Graphics and architectural solutions: Jaroslav Bárta, Matěj Bárta
Language editions of texts: Kateřina Dejmalová (German), Klára Kuběnová (Czech)
Translation: Jürgen Ostmeyer (German), Karel Dolista, Magdalena Štulcová (Czech)
Installation: Jan Jirka, Petr Kutek, Miroslav Tázler
Digital prints: Milan Brát, Fotonova
Sawn graphics: Jakub Čermák
Accompanying programs: Jiří Hlobil, Iveta Řežábková, Marcela Štýbrová

The exhibited artworks have been kindly lent by the following institutions:

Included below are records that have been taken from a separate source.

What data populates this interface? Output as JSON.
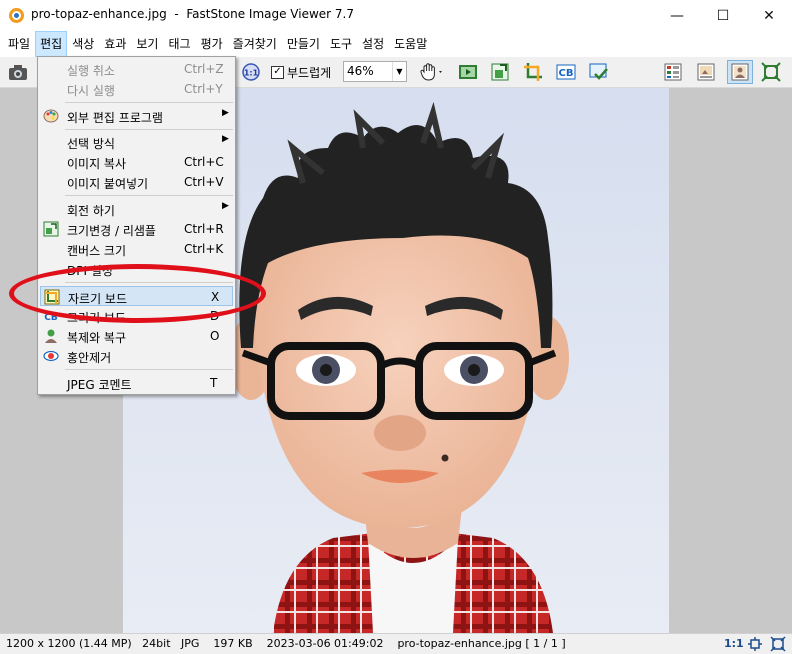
{
  "window": {
    "title": "pro-topaz-enhance.jpg  -  FastStone Image Viewer 7.7",
    "minimize_glyph": "—",
    "maximize_glyph": "☐",
    "close_glyph": "✕"
  },
  "menubar": [
    "파일",
    "편집",
    "색상",
    "효과",
    "보기",
    "태그",
    "평가",
    "즐겨찾기",
    "만들기",
    "도구",
    "설정",
    "도움말"
  ],
  "active_menu": "편집",
  "toolbar": {
    "smooth_label": "부드럽게",
    "smooth_checked": true,
    "zoom_value": "46%",
    "icons": [
      "camera-icon",
      "actual-size-icon",
      "hand-tool-icon",
      "slideshow-icon",
      "resize-icon",
      "crop-icon",
      "color-balance-icon",
      "batch-icon",
      "thumbnail-view-icon",
      "browser-view-icon",
      "full-view-icon",
      "fit-window-icon"
    ]
  },
  "edit_menu": {
    "items": [
      {
        "label": "실행 취소",
        "shortcut": "Ctrl+Z",
        "disabled": true
      },
      {
        "label": "다시 실행",
        "shortcut": "Ctrl+Y",
        "disabled": true
      },
      {
        "label": "외부 편집 프로그램",
        "submenu": true,
        "icon": "palette-icon"
      },
      {
        "label": "선택 방식",
        "submenu": true
      },
      {
        "label": "이미지 복사",
        "shortcut": "Ctrl+C"
      },
      {
        "label": "이미지 붙여넣기",
        "shortcut": "Ctrl+V"
      },
      {
        "label": "회전 하기",
        "submenu": true
      },
      {
        "label": "크기변경 / 리샘플",
        "shortcut": "Ctrl+R",
        "icon": "resize-icon"
      },
      {
        "label": "캔버스 크기",
        "shortcut": "Ctrl+K"
      },
      {
        "label": "DPI 설정"
      },
      {
        "label": "자르기 보드",
        "shortcut": "X",
        "icon": "crop-board-icon",
        "highlighted": true
      },
      {
        "label": "그리기 보드",
        "shortcut": "D",
        "icon": "draw-board-icon"
      },
      {
        "label": "복제와 복구",
        "shortcut": "O",
        "icon": "clone-heal-icon"
      },
      {
        "label": "홍안제거",
        "icon": "red-eye-icon"
      },
      {
        "label": "JPEG 코멘트",
        "shortcut": "T"
      }
    ]
  },
  "status": {
    "info": "1200 x 1200 (1.44 MP)   24bit   JPG    197 KB    2023-03-06 01:49:02    pro-topaz-enhance.jpg [ 1 / 1 ]",
    "ratio": "1:1"
  },
  "colors": {
    "highlight_oval": "#e0101b",
    "menu_highlight": "#d4e6f5",
    "photo_bg": "#dde3ef"
  }
}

The Kodl Gallery in Prague; The Gallery of Modern Art in Hradec Králové; The Art Gallery of Carlsbad; The Visual Art Gallery in Ostrava; the Kunstforum Ostdeutsche Gallery in Regensburg; Lawrence Steigrad Fine Arts, New York; The Municipal Museum of Antonín Sova in Pacov; The Moravian Gallery in Brno; the Museum Villa Stuck, Munich; the Museum Wiesbaden; The Art Museum of Olomouc; the Museum of Velké Meziříčí; the Museum in Svätý Anton; The National Gallery in Prague; The Regional Gallery in Liberec; the Museum of Czech Literature in Prague; the Regional Museum of Polabí in Poděbrady; the Schloßmuseum Murnau; Slovácké Museum in Uherské Hradiště; the Städtische Galerie im Lenbachhaus und Kunstbau in Munich; the Museum of Decorative Arts in Prague; The Wallachian Open Air Museum in Rožnov pod Radhoštěm; The Gallery of West Bohemia in Pilsen; Der Zweckverband Dachauer Galerien und Museen in Dachau; the Jewish Museum in Prague; private collectors.

The exhibition is held under the auspices of the Minister of Culture Daniel Herman, the Governor of the Pilsen Region Václav Šlajs, and the Mayor of Pilsen Martin Zrzavecký.

The exhibition is organised in cooperation with the National Gallery in Prague, the Städtische Galerie im Lenbachhaus und Kunstbau in Munich, and the Kunstforum Ostdeutsche Gallery in Regensburg, with the financial support of Plzeň 2015 o. p. s., the Pilsen Region, the European Union (the Program of Cross-border Cooperation, Target 3, Czech Republic–Free State of Bavaria 2007–2013), The Czech-German Fund for the Future, the Corporate City of Pilsen, and The Foundation of 700 Years of the City of Pilsen.